Meanwhile the Western Roman Empire lived on, being ruled politically sometimes from France, sometimes from Germany, and sometimes from Austria or Spain. And wherever the Roman Empire lived on, Latin was the language of both church and academia.
(2) Vernacular Translation
In England, a reforming movement began to spread which included a vernacular translation of the Latin Vulgate by John Wycliffe and the evangelizing of his followers, the Lollards. The Protestant Reformation then brought a renewed interest in both Greek and Hebrew, and led to the translation of the Bible into many vernacular languages. In 1522, the New Testament was translated from the Greek into German by Luther and in 1534 into French by Olivétan.
Vernacular Bible translation and dissemination moved into high gear with the founding of the British and Foreign Bible Society in 1803. Instead of the Latin Vulgate being the version of choice, the King James Bible became the prototype for hundreds of vernacular Bible translations all across the world. In that same century, due to colonization and mission work, the sun never set on the British Empire.
(3) Source Text Debate
Two moves shifted the preeminence of the King James Bible. First was the controversy over source texts of the New Testament. Once the Plymouth Brethren Tregelles began to publish Greek critical editions of New Testament books, the floodgates were opened, and critical edition texts flourished.
(4) Translation Theory Debate
Second, in the English language, were the arguments related to the ancient renditions in the King James, along with criticism of its wooden or literalistic translation model.
However, with the removal of the King James as the model Bible, and the Majority text as the Greek basis for translation, the problem shifted to mainstreaming another Greek text as the basis, and shifting the translation model from the wooden literalism of the Protestant Reformers to another more fluid model.

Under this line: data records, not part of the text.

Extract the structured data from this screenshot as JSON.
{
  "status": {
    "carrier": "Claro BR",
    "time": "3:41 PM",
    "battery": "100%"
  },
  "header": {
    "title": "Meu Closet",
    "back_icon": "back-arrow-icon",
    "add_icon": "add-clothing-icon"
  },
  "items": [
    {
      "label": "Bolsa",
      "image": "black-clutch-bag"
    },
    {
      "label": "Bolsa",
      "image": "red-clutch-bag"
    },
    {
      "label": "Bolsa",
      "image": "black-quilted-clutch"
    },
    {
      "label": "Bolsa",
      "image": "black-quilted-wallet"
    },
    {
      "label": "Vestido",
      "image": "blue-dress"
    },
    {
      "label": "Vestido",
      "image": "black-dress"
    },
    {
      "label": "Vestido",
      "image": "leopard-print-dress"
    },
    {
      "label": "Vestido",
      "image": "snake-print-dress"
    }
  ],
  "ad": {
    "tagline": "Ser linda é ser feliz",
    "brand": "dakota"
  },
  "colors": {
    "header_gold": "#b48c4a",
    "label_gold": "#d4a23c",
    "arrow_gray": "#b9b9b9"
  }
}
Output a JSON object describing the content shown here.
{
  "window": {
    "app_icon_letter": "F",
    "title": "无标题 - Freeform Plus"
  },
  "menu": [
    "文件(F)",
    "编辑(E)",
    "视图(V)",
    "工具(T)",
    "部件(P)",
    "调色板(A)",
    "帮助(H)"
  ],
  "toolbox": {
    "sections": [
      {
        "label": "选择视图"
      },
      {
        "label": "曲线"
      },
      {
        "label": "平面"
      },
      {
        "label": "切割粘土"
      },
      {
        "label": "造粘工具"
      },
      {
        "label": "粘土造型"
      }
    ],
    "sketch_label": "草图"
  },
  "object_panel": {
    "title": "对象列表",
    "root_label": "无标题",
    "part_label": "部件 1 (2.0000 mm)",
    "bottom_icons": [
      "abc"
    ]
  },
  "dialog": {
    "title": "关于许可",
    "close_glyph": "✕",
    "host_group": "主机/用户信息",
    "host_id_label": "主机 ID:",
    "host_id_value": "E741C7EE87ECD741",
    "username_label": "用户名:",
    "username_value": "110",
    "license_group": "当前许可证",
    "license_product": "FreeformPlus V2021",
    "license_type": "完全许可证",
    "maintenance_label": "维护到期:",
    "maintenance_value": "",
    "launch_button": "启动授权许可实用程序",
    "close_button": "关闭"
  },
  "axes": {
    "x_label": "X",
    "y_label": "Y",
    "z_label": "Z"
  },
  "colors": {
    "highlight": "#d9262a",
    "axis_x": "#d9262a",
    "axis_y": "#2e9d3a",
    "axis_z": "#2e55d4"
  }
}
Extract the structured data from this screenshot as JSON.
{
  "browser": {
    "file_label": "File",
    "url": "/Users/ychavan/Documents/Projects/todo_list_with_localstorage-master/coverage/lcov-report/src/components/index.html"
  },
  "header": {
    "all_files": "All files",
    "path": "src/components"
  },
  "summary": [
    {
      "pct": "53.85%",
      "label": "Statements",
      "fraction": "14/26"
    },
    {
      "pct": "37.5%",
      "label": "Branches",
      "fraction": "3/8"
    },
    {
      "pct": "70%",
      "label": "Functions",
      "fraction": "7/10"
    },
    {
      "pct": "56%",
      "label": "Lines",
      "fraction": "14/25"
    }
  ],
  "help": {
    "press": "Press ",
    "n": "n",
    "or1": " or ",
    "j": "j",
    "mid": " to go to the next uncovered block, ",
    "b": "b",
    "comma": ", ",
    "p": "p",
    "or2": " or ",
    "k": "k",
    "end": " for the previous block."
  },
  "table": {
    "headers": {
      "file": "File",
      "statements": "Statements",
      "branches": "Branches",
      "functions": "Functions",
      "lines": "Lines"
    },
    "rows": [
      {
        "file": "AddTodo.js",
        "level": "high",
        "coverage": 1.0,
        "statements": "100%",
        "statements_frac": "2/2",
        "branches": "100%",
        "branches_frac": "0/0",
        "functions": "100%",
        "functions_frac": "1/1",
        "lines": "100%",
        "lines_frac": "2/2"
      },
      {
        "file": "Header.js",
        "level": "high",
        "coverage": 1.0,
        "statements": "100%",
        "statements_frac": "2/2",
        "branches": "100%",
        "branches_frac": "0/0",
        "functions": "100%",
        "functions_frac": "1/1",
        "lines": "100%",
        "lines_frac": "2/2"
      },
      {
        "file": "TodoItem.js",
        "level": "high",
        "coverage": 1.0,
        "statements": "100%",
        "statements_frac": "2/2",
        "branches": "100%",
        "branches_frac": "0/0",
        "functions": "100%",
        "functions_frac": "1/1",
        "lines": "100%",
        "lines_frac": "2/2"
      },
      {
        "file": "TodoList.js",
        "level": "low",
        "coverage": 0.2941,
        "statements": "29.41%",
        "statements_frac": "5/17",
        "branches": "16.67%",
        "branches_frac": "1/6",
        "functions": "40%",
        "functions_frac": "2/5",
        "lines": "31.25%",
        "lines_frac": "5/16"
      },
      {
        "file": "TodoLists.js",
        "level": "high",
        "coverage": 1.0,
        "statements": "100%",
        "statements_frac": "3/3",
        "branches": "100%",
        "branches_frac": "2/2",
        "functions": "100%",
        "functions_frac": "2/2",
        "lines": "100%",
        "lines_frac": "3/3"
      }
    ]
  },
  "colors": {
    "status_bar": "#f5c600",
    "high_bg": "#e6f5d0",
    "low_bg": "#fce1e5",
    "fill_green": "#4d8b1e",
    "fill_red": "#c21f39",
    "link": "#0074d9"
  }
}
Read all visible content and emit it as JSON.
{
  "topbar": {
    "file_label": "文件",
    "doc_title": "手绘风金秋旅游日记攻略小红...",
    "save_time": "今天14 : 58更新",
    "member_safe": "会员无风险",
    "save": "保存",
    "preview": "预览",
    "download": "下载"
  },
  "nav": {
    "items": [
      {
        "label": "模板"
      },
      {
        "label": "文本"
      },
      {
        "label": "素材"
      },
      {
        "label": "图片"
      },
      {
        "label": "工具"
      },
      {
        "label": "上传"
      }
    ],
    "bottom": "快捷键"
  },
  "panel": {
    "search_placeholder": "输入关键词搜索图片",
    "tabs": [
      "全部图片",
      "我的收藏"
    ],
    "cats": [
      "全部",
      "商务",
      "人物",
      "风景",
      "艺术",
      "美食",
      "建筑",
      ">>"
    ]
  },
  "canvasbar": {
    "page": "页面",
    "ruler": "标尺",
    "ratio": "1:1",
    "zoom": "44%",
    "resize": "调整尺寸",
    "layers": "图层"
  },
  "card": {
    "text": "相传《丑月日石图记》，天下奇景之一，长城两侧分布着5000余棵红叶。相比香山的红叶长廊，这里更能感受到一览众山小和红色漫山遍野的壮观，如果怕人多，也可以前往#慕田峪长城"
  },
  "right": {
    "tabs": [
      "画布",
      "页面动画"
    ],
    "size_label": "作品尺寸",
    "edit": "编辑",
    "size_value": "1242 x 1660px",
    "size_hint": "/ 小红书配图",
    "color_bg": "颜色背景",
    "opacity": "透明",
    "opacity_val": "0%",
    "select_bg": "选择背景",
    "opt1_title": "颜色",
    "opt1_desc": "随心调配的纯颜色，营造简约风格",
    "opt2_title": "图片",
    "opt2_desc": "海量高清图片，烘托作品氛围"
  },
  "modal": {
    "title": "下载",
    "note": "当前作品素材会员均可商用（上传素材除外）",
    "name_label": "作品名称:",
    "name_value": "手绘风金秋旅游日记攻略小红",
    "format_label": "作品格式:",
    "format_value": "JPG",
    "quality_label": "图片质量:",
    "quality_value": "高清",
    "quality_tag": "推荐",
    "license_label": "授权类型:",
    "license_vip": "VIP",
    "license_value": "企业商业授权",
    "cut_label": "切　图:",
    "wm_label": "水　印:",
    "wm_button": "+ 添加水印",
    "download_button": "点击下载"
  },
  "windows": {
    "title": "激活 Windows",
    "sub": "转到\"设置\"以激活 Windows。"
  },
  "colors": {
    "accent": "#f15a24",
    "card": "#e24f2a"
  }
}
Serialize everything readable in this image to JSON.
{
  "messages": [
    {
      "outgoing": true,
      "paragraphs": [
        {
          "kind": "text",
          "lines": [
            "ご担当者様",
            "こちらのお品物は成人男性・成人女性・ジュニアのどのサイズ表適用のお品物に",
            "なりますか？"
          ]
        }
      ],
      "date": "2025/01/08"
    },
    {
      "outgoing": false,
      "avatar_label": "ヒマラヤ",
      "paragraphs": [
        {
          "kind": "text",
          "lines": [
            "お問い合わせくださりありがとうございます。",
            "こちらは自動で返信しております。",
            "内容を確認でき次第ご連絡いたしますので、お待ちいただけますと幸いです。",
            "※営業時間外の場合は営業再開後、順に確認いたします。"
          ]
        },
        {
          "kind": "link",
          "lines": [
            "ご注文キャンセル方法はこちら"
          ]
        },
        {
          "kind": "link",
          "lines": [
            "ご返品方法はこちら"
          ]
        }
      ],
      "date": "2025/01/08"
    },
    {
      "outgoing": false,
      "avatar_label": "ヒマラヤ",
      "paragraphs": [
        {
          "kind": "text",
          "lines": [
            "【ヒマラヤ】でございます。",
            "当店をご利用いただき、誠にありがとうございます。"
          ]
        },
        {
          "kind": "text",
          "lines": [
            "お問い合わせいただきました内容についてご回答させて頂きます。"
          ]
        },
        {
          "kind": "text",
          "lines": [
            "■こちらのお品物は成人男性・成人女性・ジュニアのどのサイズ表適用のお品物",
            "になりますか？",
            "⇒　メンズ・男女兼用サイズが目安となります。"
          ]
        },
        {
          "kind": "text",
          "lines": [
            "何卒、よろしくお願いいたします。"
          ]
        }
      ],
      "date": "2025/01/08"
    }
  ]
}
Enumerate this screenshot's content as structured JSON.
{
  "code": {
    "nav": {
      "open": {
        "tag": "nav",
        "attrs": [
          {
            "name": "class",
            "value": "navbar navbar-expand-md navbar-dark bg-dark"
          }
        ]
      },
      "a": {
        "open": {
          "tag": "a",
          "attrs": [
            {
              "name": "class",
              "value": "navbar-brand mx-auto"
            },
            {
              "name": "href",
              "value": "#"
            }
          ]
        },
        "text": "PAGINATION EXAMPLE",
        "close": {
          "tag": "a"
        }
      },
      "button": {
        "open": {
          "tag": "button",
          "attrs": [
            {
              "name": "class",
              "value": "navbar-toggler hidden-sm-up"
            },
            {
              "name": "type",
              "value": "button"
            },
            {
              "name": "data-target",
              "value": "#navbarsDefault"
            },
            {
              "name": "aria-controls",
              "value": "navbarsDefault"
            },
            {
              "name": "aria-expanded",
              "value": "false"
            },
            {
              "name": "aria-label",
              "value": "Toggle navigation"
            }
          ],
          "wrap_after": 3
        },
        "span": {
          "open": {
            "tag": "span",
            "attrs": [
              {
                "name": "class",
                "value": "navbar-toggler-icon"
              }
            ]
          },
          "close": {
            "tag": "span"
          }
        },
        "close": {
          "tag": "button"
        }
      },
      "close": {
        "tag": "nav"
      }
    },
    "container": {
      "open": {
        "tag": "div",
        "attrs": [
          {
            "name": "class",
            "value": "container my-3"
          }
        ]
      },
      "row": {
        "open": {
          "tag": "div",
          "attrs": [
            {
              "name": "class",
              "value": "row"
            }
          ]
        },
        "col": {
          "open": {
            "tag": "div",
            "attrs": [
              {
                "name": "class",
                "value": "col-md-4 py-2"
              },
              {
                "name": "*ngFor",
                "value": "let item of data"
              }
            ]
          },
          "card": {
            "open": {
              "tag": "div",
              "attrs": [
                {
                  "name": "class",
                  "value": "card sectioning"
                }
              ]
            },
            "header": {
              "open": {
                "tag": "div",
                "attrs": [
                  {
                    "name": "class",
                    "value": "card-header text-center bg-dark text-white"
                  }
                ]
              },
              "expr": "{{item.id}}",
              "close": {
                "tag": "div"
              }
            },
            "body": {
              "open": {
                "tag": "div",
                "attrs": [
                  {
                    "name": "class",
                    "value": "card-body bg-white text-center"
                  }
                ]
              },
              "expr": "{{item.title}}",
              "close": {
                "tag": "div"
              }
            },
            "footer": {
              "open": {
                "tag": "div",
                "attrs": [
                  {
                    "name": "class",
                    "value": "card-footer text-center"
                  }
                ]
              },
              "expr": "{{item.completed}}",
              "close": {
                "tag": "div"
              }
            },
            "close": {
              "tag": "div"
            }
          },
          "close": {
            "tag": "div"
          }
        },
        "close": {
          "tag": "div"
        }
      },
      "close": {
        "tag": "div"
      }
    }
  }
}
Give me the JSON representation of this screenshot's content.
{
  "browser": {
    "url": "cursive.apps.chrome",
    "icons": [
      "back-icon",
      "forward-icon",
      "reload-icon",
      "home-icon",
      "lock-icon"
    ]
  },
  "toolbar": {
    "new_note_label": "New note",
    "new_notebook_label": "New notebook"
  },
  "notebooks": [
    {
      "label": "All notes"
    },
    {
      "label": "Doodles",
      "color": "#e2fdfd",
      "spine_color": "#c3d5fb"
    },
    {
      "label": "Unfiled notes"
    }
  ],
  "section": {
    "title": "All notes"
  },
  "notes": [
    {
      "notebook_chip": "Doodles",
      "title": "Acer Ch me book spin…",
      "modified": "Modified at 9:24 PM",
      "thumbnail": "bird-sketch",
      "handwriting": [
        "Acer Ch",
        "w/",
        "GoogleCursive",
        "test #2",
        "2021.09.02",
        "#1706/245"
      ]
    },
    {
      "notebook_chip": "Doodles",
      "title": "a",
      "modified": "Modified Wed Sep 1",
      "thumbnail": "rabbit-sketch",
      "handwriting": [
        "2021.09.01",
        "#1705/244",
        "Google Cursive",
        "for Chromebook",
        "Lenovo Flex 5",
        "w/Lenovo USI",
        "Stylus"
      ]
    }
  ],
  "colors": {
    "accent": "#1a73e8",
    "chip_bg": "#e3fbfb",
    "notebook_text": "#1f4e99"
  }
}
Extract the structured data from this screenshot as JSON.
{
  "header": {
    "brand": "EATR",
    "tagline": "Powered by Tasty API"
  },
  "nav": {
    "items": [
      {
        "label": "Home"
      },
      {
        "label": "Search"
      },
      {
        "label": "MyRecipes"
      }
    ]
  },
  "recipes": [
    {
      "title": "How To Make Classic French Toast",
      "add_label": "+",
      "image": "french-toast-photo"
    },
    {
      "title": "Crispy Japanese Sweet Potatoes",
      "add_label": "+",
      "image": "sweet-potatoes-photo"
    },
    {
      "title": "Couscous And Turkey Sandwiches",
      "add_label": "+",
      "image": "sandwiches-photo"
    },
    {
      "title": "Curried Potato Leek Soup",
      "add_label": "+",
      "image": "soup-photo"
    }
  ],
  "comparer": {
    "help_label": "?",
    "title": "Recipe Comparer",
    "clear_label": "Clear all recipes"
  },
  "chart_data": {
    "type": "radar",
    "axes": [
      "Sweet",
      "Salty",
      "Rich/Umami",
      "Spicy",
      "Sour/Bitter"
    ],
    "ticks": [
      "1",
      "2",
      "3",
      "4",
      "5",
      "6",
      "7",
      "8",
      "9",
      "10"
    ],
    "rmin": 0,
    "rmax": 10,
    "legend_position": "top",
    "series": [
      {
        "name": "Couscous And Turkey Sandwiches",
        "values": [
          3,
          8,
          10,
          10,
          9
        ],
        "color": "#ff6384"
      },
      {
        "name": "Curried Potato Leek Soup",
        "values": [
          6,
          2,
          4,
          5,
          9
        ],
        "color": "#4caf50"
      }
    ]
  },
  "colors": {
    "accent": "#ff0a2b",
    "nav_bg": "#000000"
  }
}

Enter the United Bible Society. In 1946 the United Bible Society was founded upon the ashes of post-WW2 Europe. It combined the wealth and influence of numerous large bible societies. These societies deeded the credibility of their names and personnel to the German Bible Society’s work on Greek New Testament manuscripts, as well as Eugene Nida’s Dynamic Equivalence translation theory. These changes happened during the tumultuous 60s.
The impact of this centralizing process was not ignored by Rome. In 1964 Cardinal Bea met with Eugene Nida of the American Bible Society and Olivier Béguin of the United Bible Society to develop a document by which Protestants and Catholics could cooperate in translating the Bible, a document which did not ignore the use of original source texts. Yes, this document was ratified by both the United Bible Society and the Vatican’s Secretariat for Promoting Christian Unity on Pentecost Sunday, 1968. The revised 1987 version, now in force, is available online at the Vatican website under the title, “Guidelines for Interconfessional Cooperation in Translating the Bible.” The esteemed reader would be wise to familiarize himself with the contents of this sweeping agreement.
Now to digitization. We are now in a digital world. Printing is now a digitized process, and blogposts remain in the digital cloud, being read in a digital format. Books, magazines, and newspapers are increasingly digitizing to remain ahead of the curve.
The Bible is being digitized too. And in order to read a digital Bible one needs: electricity, access to the Internet, a device to read it, and a source.